Buffett’s proclivity for keeping up with current events is not the exception, but the rule. There’s a well-documented link between newspaper readership and higher income levels. In fact, over 45% of those with incomes of $150,000 or more report having read a newspaper within the last day, while 41% of those with incomes of $100,000 to $149,000 have read the news in the last day, according to the 2013 Pew Research State of the Media. These are compelling statistics for advertisers looking for broad access to the professional market.
Moreover, the news reaches a highly aspirational audience. Not only is it read by the thought leaders of today, it’s also reaching the wealthy of tomorrow. I can speak to this personally. Growing up in the U.S. as a first-generation American, I had parents who did not speak or read English. Until their English skills improved, it was my responsibility to keep them up to date on what was going on in the world, so I relied on newspapers. It soon became a habit and a critical access point to learn about and from business leaders in a new country.
Much has changed since the days when I first read my parents the newspaper. The news industry at large stands at an exciting inflection point. Targeting affluent consumers depends on understanding the way news consumption is evolving. With the increasing ubiquity of the Internet, more people of all demographics are consuming news online and less in print. And beyond that, traffic is shifting from desktop and laptop to tablets and smart phones, from single outlets to news aggregators. For many consumers, aggregators of various kinds are the way they consume their news now.

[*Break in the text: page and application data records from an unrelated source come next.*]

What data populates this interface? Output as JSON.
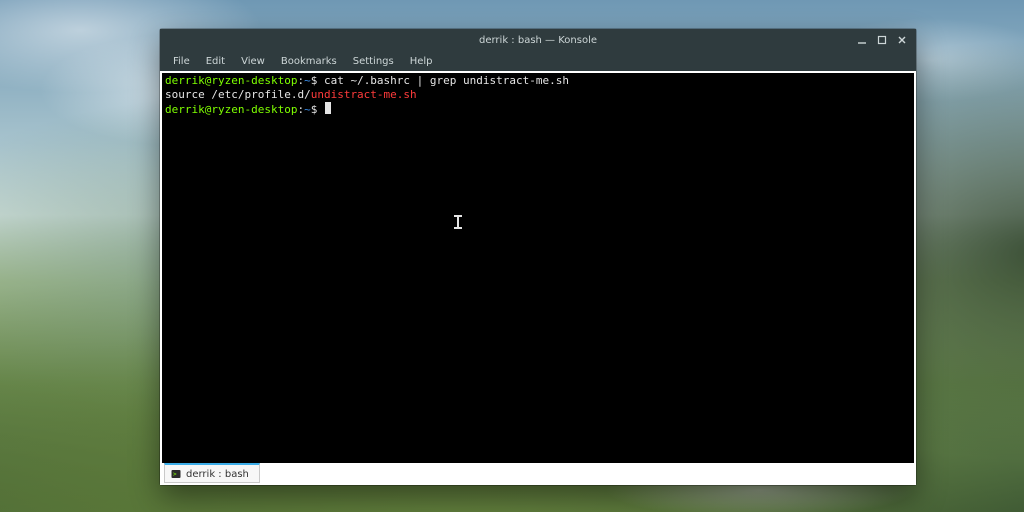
{
  "window": {
    "title": "derrik : bash — Konsole"
  },
  "menubar": {
    "items": [
      "File",
      "Edit",
      "View",
      "Bookmarks",
      "Settings",
      "Help"
    ]
  },
  "terminal": {
    "prompt1": {
      "user_host": "derrik@ryzen-desktop",
      "colon": ":",
      "path": "~",
      "sigil": "$",
      "command": "cat ~/.bashrc | grep undistract-me.sh"
    },
    "output1": {
      "prefix": "source /etc/profile.d/",
      "match": "undistract-me.sh"
    },
    "prompt2": {
      "user_host": "derrik@ryzen-desktop",
      "colon": ":",
      "path": "~",
      "sigil": "$"
    }
  },
  "tab": {
    "label": "derrik : bash"
  }
}
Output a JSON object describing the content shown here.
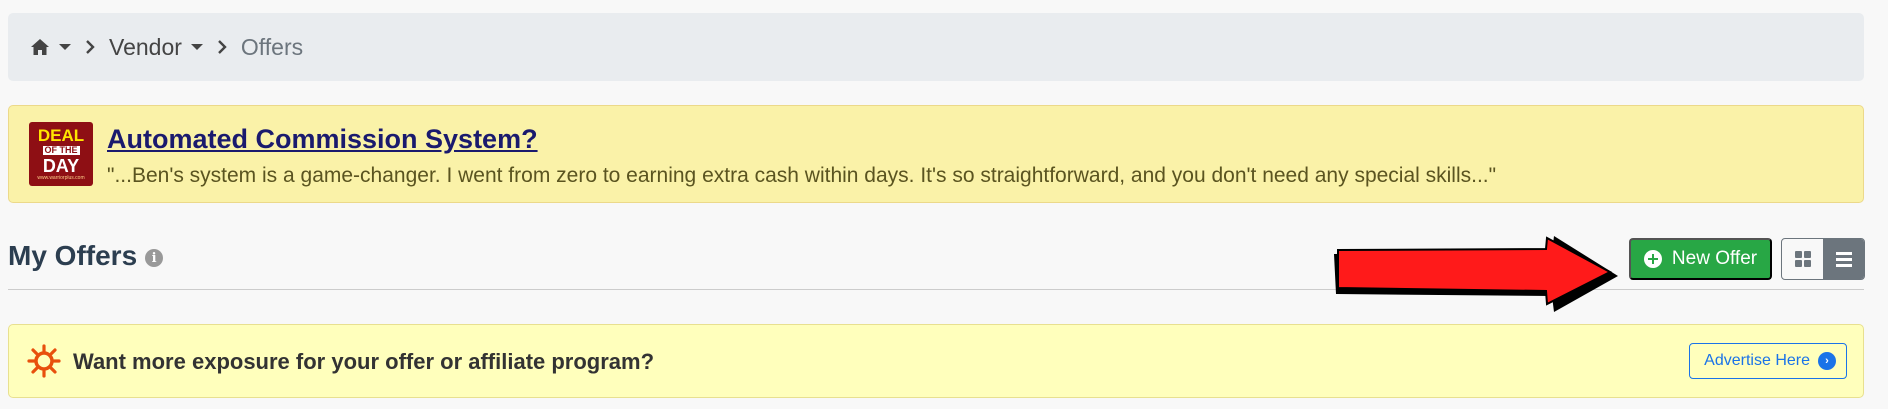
{
  "breadcrumb": {
    "home_icon": "home-icon",
    "vendor_label": "Vendor",
    "current_label": "Offers"
  },
  "deal": {
    "logo_line1": "DEAL",
    "logo_line2": "OF THE",
    "logo_line3": "DAY",
    "logo_line4": "www.warriorplus.com",
    "title": "Automated Commission System?",
    "quote": "\"...Ben's system is a game-changer. I went from zero to earning extra cash within days. It's so straightforward, and you don't need any special skills...\""
  },
  "offers": {
    "heading": "My Offers",
    "info_icon": "i",
    "new_offer_label": "New Offer"
  },
  "promo": {
    "text": "Want more exposure for your offer or affiliate program?",
    "advertise_label": "Advertise Here",
    "advertise_icon": "›"
  },
  "colors": {
    "accent_green": "#28a745",
    "link_blue": "#1a73e8",
    "arrow_red": "#ff1a1a",
    "deal_bg": "#faf2a8",
    "promo_bg": "#ffffbc"
  }
}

According to the 2012 Pew report, almost one-third of consumers get their news from a “news organizing website or app” and another third from a media website or app.
As ever, information is power, so it’s not surprising that those who know their way around a boardroom or who aspire to create the next Facebook, read a lot and rely on news no matter how they get it.